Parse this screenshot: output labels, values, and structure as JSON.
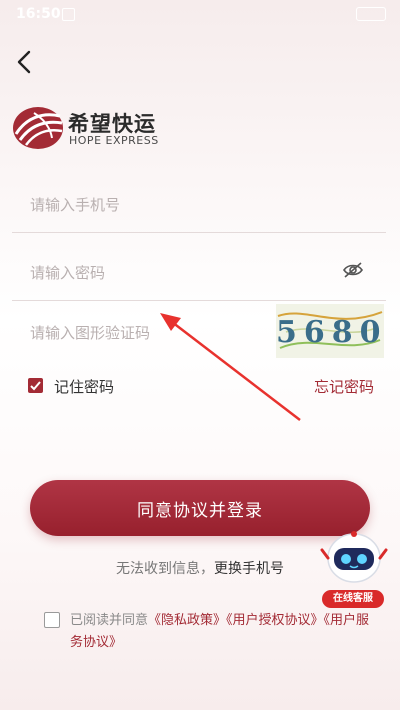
{
  "status_bar": {
    "time": "16:50"
  },
  "logo": {
    "cn": "希望快运",
    "en": "HOPE EXPRESS"
  },
  "form": {
    "phone_placeholder": "请输入手机号",
    "password_placeholder": "请输入密码",
    "captcha_placeholder": "请输入图形验证码",
    "captcha_code": "5680"
  },
  "remember": {
    "label": "记住密码",
    "checked": true
  },
  "forgot_label": "忘记密码",
  "login_button": "同意协议并登录",
  "no_sms": {
    "prefix": "无法收到信息，",
    "link": "更换手机号"
  },
  "agreement": {
    "prefix": "已阅读并同意",
    "privacy": "《隐私政策》",
    "authorization": "《用户授权协议》",
    "service": "《用户服务协议》"
  },
  "support_bot": {
    "label": "在线客服"
  },
  "colors": {
    "brand": "#a32b35",
    "accent_red": "#d92a2a"
  }
}
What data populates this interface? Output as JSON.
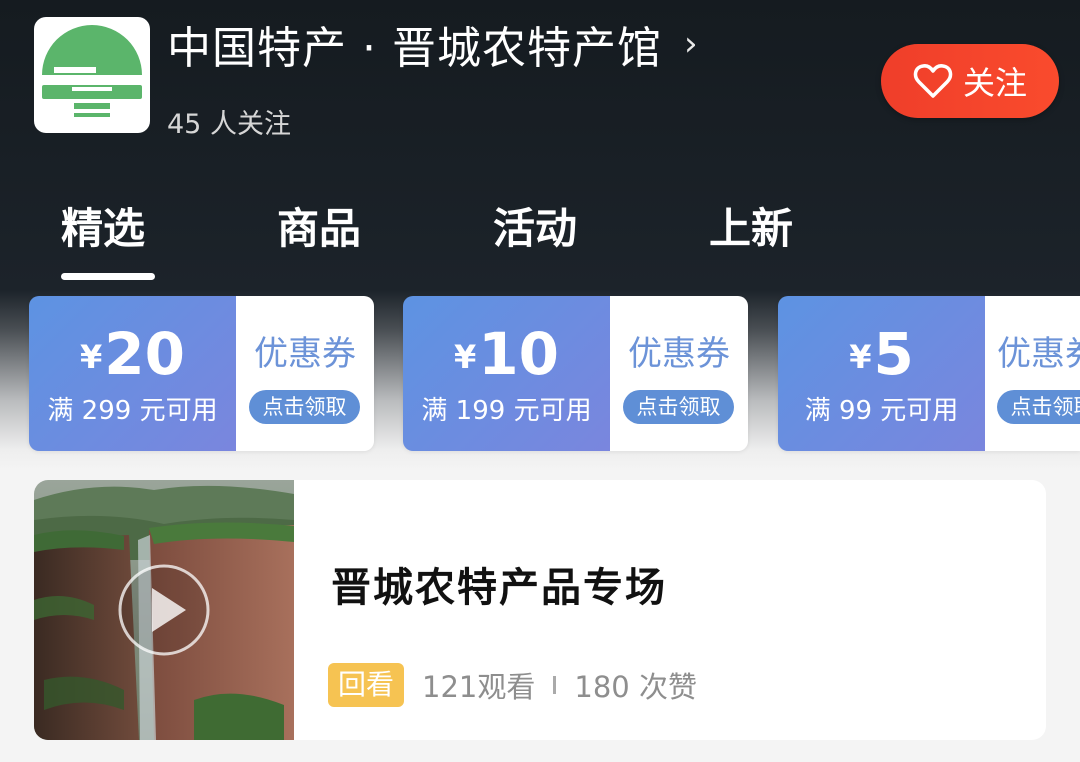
{
  "store": {
    "title": "中国特产 · 晋城农特产馆",
    "followers": "45 人关注",
    "follow_label": "关注"
  },
  "tabs": [
    {
      "label": "精选",
      "active": true
    },
    {
      "label": "商品",
      "active": false
    },
    {
      "label": "活动",
      "active": false
    },
    {
      "label": "上新",
      "active": false
    }
  ],
  "coupons": [
    {
      "currency": "¥",
      "amount": "20",
      "condition": "满 299 元可用",
      "label": "优惠券",
      "action": "点击领取"
    },
    {
      "currency": "¥",
      "amount": "10",
      "condition": "满 199 元可用",
      "label": "优惠券",
      "action": "点击领取"
    },
    {
      "currency": "¥",
      "amount": "5",
      "condition": "满 99 元可用",
      "label": "优惠券",
      "action": "点击领取"
    }
  ],
  "live_card": {
    "title": "晋城农特产品专场",
    "badge": "回看",
    "views": "121观看",
    "likes": "180 次赞"
  },
  "colors": {
    "follow_button": "#f04a2d",
    "coupon_blue": "#6b8fe0",
    "badge_yellow": "#f6c352",
    "logo_green": "#5bb56b"
  }
}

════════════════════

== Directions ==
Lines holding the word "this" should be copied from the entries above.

== Written answer ==
Parse this screenshot: output labels, values, and structure as JSON.
What data populates this interface? Output as JSON.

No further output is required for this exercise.